Coming up to the present day, Gavin Francis’s Empire Antarctica: Ice, Silence & Emperor Penguins (2012), and Alex Gough’s Solid Sea and Southern Skies: Two Years in Antarctica (2010) are fascinating contemporary accounts. I immersed myself in these and in everything I could get hold of. I followed blog posts from Antarctica and watched documentaries and films, including the highly entertaining South of Sanity, a horror film scripted by, shot by, and starring a team wintering over one year at Rothera, a British Antarctic Survey base.
Yet informative as all this was, it wasn’t enough. I needed to talk to someone who had actually wintered over in Antarctica. Ideally this would be a young woman and a medic—someone like my character, Katie. What were the odds that I would find such a person living fifteen minutes drive from me? But that is exactly what happened. I found Rose, now working at a local hospital, via the blog she had written while she was in Antarctica. Over a couple of long lunches I learned about all the little traditions and rituals that make up life on the ice, about the danger posed by fire or loss of power, about what it was like to be on night duty, the only person awake on the silent base, and much, much more. Later, she read a draft of my novel (Cold, Cold Heart, published in the U.K. in November and due to be released in the U.S. in January) and picked up the things I hadn’t got quite right. It was a privilege and a pleasure to meet her.
Cherry-Garrard commented that “Polar exploration is at once the cleanest and most isolated way of having a bad time which has been devised.” That has changed. These days there are few deaths in Antarctica. The bases are well-stocked and (relatively) comfortable, especially the newer ones.
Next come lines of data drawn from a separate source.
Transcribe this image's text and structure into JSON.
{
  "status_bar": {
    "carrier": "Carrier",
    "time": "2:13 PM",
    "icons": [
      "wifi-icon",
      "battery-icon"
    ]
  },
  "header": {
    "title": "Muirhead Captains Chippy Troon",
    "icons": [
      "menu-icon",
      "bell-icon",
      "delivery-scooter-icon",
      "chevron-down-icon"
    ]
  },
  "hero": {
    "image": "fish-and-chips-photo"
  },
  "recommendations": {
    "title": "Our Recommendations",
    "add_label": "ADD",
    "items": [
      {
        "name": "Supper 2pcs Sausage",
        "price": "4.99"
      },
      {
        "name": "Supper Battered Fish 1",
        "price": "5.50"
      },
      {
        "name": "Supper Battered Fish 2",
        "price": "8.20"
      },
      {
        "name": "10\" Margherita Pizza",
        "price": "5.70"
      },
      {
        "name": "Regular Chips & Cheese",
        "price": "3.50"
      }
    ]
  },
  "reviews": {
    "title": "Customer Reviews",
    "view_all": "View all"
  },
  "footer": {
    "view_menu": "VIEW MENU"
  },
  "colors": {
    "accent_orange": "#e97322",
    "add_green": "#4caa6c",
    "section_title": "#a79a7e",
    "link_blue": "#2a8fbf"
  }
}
But still this remains one of the most hostile environments on the planet, where no aspect of survival can be taken for granted. It is also one of the most fascinating and awe-inspiring and I have loved visiting it, if only in my imagination.